The Karnataka High Court recently held that the Protection of Children from Sexual Offences (POCSO) Act overrides Muslim personal law with respect to the age of consent for sex and hence, sex after marriage with minor Muslim girl would not be exempted from POCSO [Aleem Pasha v State of Karnataka].
Single-judge Justice Rajendra Badamikar rejected the argument that under Muslim law, a minor girl can marry once she attains 15 years and, hence, no offence under POCSO Act or Child Marriage Restraint Act would be made out against husband if such minor Muslim wife becomes pregnant.
"Such arguments cannot be accepted in view of the fact that POCSO Act is a Special Act and it over rights personal law and under POCSO Act, the age for involving in sexual activities is 18 years (sic)," the Court held.
The Court was considering the bail application moved by a man who was booked for offences under the POCSO Act and the Child Marriage Act for impregnating a minor Muslim girl after marrying her.
The crime was registered on the basis of a complain filed by a sub-inspector of Police on the basis of information furnished by a medical officer regarding the petitioner committing offences punishable under Sections 9 and 10 of Child Marriage Restraint Act and Sections 4 and 6 of the POCSO Act.
The counsel for accused contented that Muslim law allows a minor to get married after attaining puberty and, therefore, no offence was made out.
Rejecting this argument, the Court held that since the POCSO Act is a special law, it would overrule the personal law.
However, the Court also opined that the minor girl was capable of understanding the consequences of her decisions. It further said that even though the girl said she had objected to the solemnisation of her marriage, there was no prima facie evidence to show that the marriage was without her consent.
In light of this, bench granted bail to man with conditions stating,
"Considering the relationship of marriage, in my considered opinion, there is no impediment for admitting the petitioner on bail (sic). Further victim being pregnant, requires proper support and petitioner can take care of his wife (sic)."
The applicant was represented by advocate Basavanna MD and the State was represented by advocate K Nageshwarappa
The legal issue involved in this case has seen conflicting judgments.
Recently, the Punjab and Haryana High Court had held that a Muslim girl on attaining 15 years of age can marry a person of her choice and that such a marriage would not be void under the Prohibition of Child Marriage (PCM) Act.
Similarly, the Delhi High Court also held that according to Muslim law, a minor girl who has attained puberty can marry without the consent of her parents and has the right to reside with her husband. In such cases, when physical intercourse happens only after the wedlock, offences under the POCSO Act will not be attracted, it had held.
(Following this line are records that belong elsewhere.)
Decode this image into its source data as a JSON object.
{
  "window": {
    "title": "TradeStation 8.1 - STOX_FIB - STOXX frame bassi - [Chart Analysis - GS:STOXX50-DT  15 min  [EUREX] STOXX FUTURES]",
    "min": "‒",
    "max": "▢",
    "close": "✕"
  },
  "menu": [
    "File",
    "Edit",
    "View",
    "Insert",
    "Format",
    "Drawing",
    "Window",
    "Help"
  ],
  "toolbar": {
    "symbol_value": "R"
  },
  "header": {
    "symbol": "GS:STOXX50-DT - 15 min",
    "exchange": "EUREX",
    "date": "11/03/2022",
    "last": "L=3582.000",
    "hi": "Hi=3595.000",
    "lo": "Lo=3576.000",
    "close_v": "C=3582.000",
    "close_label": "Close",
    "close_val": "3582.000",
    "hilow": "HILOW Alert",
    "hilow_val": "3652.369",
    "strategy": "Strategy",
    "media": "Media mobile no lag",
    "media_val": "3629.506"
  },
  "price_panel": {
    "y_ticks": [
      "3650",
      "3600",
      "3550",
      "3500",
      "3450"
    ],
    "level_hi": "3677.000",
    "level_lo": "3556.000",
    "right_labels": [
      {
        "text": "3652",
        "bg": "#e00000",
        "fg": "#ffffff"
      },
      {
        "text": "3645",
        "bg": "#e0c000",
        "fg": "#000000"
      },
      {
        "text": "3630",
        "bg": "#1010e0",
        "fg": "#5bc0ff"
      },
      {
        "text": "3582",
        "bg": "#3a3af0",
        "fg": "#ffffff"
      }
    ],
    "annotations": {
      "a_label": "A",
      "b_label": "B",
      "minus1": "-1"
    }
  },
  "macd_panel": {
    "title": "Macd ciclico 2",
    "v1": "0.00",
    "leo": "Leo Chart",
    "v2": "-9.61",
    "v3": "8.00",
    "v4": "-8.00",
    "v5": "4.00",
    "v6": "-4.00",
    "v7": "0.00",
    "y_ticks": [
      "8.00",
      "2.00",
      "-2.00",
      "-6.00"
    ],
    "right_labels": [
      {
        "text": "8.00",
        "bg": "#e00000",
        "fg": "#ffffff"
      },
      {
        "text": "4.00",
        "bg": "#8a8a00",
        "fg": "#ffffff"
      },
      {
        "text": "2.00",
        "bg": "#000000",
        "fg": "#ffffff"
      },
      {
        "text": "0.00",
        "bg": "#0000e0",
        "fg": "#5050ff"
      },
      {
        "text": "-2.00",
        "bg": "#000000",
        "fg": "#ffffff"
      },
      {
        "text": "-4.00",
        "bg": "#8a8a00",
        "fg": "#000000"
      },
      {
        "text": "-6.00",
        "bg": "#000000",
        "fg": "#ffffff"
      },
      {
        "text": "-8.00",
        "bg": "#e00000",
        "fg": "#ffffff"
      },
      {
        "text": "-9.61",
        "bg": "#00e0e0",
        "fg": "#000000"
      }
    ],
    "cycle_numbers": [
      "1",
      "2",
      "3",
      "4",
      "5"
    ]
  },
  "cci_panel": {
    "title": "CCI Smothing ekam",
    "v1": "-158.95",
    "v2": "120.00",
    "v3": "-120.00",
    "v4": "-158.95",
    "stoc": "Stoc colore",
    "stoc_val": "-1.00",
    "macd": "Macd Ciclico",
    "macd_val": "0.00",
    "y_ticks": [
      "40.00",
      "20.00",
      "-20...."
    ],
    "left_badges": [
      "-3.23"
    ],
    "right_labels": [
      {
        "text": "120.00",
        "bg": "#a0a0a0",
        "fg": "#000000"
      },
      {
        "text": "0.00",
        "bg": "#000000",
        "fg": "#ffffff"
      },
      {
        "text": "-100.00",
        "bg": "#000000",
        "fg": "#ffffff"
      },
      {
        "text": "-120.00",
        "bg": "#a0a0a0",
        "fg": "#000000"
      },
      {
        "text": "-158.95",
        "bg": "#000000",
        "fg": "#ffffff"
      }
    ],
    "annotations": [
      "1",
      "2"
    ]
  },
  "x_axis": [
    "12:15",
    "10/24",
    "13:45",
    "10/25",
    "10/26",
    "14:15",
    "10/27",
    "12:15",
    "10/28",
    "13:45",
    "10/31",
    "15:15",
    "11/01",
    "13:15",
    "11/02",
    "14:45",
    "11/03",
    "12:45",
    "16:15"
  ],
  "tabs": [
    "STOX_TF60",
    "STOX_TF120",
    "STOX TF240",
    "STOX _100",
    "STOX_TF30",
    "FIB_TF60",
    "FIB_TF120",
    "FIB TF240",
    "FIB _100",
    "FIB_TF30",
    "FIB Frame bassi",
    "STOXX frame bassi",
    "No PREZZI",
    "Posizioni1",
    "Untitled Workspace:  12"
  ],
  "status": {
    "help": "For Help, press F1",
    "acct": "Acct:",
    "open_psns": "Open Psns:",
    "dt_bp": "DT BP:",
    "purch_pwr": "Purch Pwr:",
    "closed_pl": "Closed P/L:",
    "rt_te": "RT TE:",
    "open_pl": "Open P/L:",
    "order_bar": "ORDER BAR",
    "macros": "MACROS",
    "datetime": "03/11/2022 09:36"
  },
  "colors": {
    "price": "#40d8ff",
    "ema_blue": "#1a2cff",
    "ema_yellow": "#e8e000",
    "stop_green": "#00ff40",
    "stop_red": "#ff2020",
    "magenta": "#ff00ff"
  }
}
A similar judgment was delivered by the Punjab High Court which has been challenged before the Supreme Court by the National Commission for the Protection of Child Rights (NCPCR).
In its appeal, the NCPCR has stated that the the ruling was in contravention of the PCM Act and the POCSO Act as it effectively allowed child marriage and sexual intercourse with children.